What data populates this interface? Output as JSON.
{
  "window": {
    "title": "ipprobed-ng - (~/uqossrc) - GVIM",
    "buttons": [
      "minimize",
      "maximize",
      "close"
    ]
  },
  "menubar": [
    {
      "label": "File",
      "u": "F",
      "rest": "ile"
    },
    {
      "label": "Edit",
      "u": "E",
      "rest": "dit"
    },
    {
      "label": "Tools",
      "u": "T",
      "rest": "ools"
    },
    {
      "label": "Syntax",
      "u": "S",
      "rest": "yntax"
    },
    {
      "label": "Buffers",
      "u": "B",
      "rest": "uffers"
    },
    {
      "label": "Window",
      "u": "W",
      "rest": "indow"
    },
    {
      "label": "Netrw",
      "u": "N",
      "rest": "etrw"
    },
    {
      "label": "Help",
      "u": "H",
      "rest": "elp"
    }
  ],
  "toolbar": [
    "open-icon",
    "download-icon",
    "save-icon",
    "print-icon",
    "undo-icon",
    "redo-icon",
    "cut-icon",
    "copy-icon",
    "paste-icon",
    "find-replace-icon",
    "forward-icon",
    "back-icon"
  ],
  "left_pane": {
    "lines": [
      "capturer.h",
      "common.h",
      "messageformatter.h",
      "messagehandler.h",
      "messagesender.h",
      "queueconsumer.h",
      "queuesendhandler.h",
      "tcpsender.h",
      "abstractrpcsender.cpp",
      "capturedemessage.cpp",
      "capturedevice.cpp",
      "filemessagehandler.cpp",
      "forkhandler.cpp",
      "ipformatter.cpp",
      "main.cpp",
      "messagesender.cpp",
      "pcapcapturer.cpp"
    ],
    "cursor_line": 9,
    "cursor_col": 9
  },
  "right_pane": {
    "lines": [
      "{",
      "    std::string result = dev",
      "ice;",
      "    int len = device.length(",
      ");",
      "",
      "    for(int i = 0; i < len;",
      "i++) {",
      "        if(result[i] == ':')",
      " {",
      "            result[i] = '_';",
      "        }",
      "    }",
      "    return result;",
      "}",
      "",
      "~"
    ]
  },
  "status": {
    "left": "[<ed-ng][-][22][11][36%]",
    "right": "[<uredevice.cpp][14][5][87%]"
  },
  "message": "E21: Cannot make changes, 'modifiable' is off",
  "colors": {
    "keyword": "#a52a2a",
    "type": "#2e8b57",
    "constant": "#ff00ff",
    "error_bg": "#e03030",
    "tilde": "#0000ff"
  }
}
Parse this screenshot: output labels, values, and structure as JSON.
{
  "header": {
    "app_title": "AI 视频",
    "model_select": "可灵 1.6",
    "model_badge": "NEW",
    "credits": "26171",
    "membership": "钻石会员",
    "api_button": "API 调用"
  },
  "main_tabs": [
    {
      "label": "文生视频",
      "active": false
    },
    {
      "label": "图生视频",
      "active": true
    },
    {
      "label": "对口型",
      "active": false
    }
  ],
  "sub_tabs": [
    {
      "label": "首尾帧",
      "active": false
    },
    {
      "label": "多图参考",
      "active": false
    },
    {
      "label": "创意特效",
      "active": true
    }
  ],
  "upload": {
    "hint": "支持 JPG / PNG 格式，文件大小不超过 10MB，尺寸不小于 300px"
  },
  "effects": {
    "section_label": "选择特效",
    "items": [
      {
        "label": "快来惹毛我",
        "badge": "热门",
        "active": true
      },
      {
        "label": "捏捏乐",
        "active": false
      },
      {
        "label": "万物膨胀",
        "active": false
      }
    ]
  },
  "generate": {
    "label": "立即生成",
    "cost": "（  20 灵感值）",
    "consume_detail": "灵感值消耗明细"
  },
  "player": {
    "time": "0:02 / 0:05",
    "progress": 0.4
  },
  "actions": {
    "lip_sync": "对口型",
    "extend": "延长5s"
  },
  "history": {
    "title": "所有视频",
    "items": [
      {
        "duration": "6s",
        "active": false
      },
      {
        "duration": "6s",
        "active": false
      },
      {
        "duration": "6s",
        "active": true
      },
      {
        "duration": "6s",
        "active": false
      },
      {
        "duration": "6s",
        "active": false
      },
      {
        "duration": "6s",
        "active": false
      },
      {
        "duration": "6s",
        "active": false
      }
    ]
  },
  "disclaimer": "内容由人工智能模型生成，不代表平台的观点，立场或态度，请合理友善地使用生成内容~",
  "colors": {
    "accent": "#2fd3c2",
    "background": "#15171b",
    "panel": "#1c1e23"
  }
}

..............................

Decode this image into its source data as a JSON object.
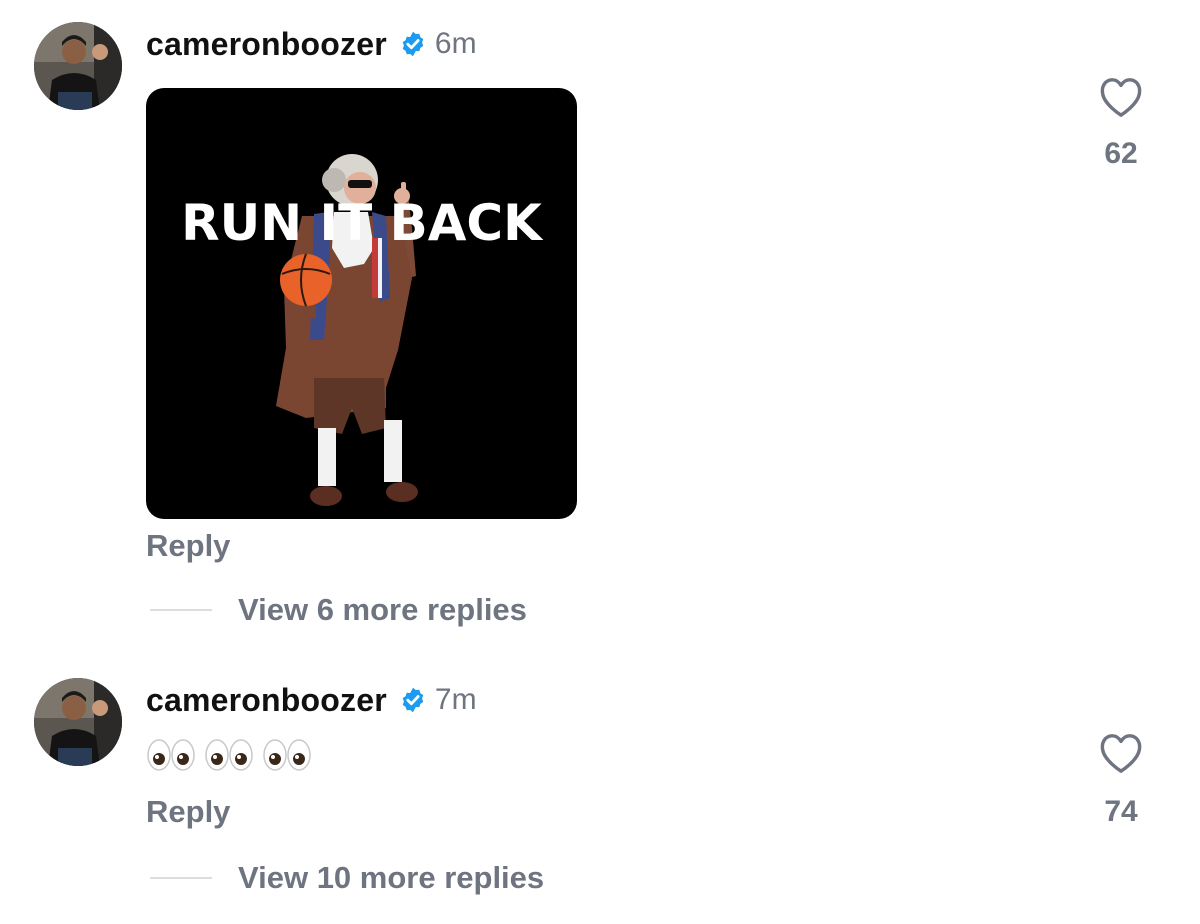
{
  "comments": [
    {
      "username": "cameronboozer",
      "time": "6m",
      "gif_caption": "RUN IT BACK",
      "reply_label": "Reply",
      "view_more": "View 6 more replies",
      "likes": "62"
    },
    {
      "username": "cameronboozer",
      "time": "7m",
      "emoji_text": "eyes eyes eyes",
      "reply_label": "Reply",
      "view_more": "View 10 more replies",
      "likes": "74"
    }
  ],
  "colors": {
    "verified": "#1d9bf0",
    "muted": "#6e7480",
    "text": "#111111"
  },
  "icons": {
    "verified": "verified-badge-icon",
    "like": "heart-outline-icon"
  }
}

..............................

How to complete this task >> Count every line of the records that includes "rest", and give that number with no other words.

Expected output >> 8